Gates, S. D., Daniel McCartt, A., Lappas, P., Jeffries, J. B., Hanson, R. K., Hokama, L. A., & Mortelmans, K. E. (2010). Bacillus endospore resistance to gas dynamic heating. Journal of applied microbiology, 109(5), 1591-1598.
Aim: To develop a novel laboratory procedure for the study of shock wave-induced damage to Bacillus endospores.
Methods and Results: Bacillus atrophaeus endospores are nebulized into an aerosol, loaded into the stanford aerosol shock tube and subjected to shock waves of controlled strength. Endospores experience uniform test temperatures between 500 and 1000 K and pressures ranging from 2 to 7atm, for a relatively short time (2–3 ms). During this process, the bioaerosol is observed using in situ laser absorption and scattering diagnostics. Additionally, shock-treated samples are extracted for ex situ analysis including viability plating, flow cytometry and SEM imaging. Measurements indicate that endospores lose the ability to form colonies when heated to test temperatures above 500K while significant breakdown in morphology is observed at test temperatures above 750K.
Conclusion: These results demonstrate the disruption of essential biochemical pathways or biomolecules prior to the onset of significant endospore morphological deterioration.

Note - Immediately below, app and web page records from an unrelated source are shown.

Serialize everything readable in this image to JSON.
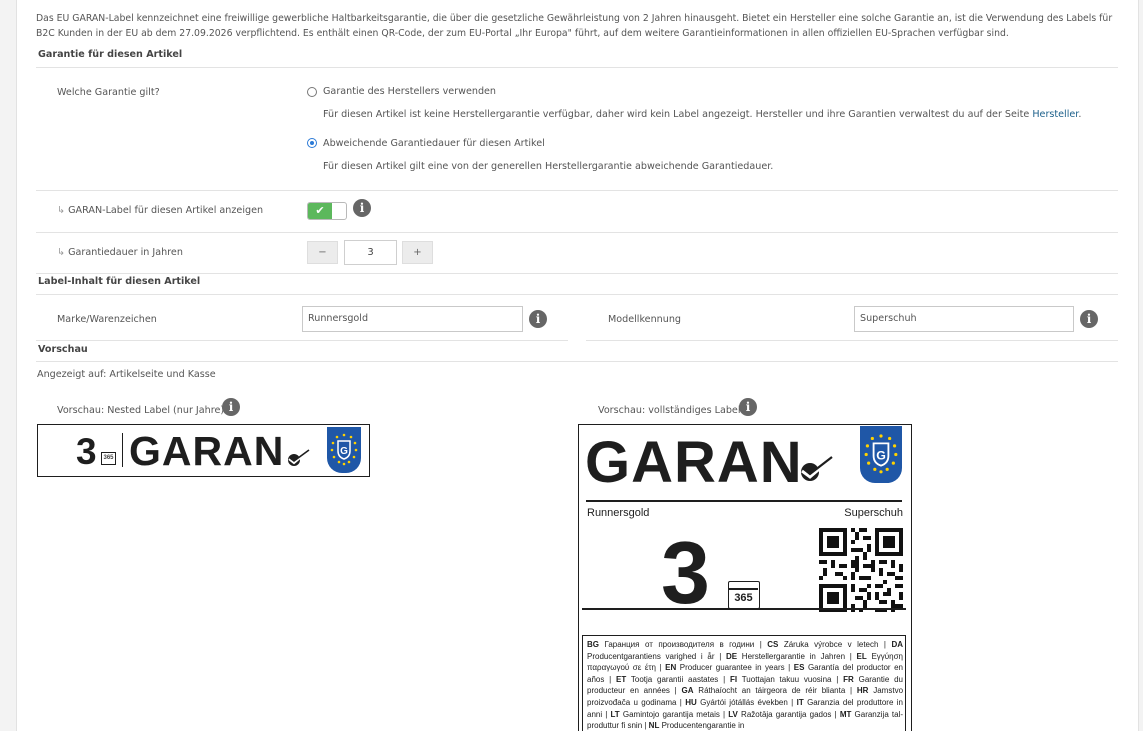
{
  "intro": {
    "text": "Das EU GARAN-Label kennzeichnet eine freiwillige gewerbliche Haltbarkeitsgarantie, die über die gesetzliche Gewährleistung von 2 Jahren hinausgeht. Bietet ein Hersteller eine solche Garantie an, ist die Verwendung des Labels für B2C Kunden in der EU ab dem 27.09.2026 verpflichtend. Es enthält einen QR-Code, der zum EU-Portal „Ihr Europa\" führt, auf dem weitere Garantieinformationen in allen offiziellen EU-Sprachen verfügbar sind."
  },
  "garantie": {
    "section_title": "Garantie für diesen Artikel",
    "which_label": "Welche Garantie gilt?",
    "option1_label": "Garantie des Herstellers verwenden",
    "option1_desc": "Für diesen Artikel ist keine Herstellergarantie verfügbar, daher wird kein Label angezeigt. Hersteller und ihre Garantien verwaltest du auf der Seite",
    "option1_link": "Hersteller",
    "option1_period": ".",
    "option2_label": "Abweichende Garantiedauer für diesen Artikel",
    "option2_desc": "Für diesen Artikel gilt eine von der generellen Herstellergarantie abweichende Garantiedauer.",
    "selected_option": "option2",
    "show_label": "GARAN-Label für diesen Artikel anzeigen",
    "show_label_enabled": true,
    "duration_label": "Garantiedauer in Jahren",
    "duration_value": "3",
    "minus": "−",
    "plus": "+"
  },
  "label_content": {
    "section_title": "Label-Inhalt für diesen Artikel",
    "brand_label": "Marke/Warenzeichen",
    "brand_value": "Runnersgold",
    "model_label": "Modellkennung",
    "model_value": "Superschuh"
  },
  "preview": {
    "section_title": "Vorschau",
    "shown_on": "Angezeigt auf: Artikelseite und Kasse",
    "nested_title": "Vorschau: Nested Label (nur Jahre)",
    "full_title": "Vorschau: vollständiges Label",
    "garan_text": "GARAN",
    "years": "3",
    "calendar_text": "365",
    "brand": "Runnersgold",
    "model": "Superschuh",
    "languages": [
      {
        "code": "BG",
        "text": "Гаранция от производителя в години"
      },
      {
        "code": "CS",
        "text": "Záruka výrobce v letech"
      },
      {
        "code": "DA",
        "text": "Producentgarantiens varighed i år"
      },
      {
        "code": "DE",
        "text": "Herstellergarantie in Jahren"
      },
      {
        "code": "EL",
        "text": "Εγγύηση παραγωγού σε έτη"
      },
      {
        "code": "EN",
        "text": "Producer guarantee in years"
      },
      {
        "code": "ES",
        "text": "Garantía del productor en años"
      },
      {
        "code": "ET",
        "text": "Tootja garantii aastates"
      },
      {
        "code": "FI",
        "text": "Tuottajan takuu vuosina"
      },
      {
        "code": "FR",
        "text": "Garantie du producteur en années"
      },
      {
        "code": "GA",
        "text": "Ráthaíocht an táirgeora de réir blianta"
      },
      {
        "code": "HR",
        "text": "Jamstvo proizvođača u godinama"
      },
      {
        "code": "HU",
        "text": "Gyártói jótállás években"
      },
      {
        "code": "IT",
        "text": "Garanzia del produttore in anni"
      },
      {
        "code": "LT",
        "text": "Gamintojo garantija metais"
      },
      {
        "code": "LV",
        "text": "Ražotāja garantija gados"
      },
      {
        "code": "MT",
        "text": "Garanzija tal-produttur fi snin"
      },
      {
        "code": "NL",
        "text": "Producentengarantie in"
      }
    ]
  },
  "colors": {
    "toggle_on": "#5cb85c",
    "radio_selected": "#2c7ad6",
    "link": "#1b5f8a",
    "eu_blue": "#1f57a7",
    "eu_star": "#ffd200"
  },
  "icons": [
    "info-icon",
    "check-icon",
    "checkmark-swoosh-icon",
    "calendar-icon",
    "qr-code",
    "eu-shield-logo"
  ]
}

Significance and Impact of the Study: This novel laboratory approach to study the interaction of endospores with shock waves provides an experimental means to investigate the mechanisms of endospore resistance to rapid heating. In addition, this methodology allows for the direct simulation of a blast wave–bioaerosol interaction in an atmospheric environment.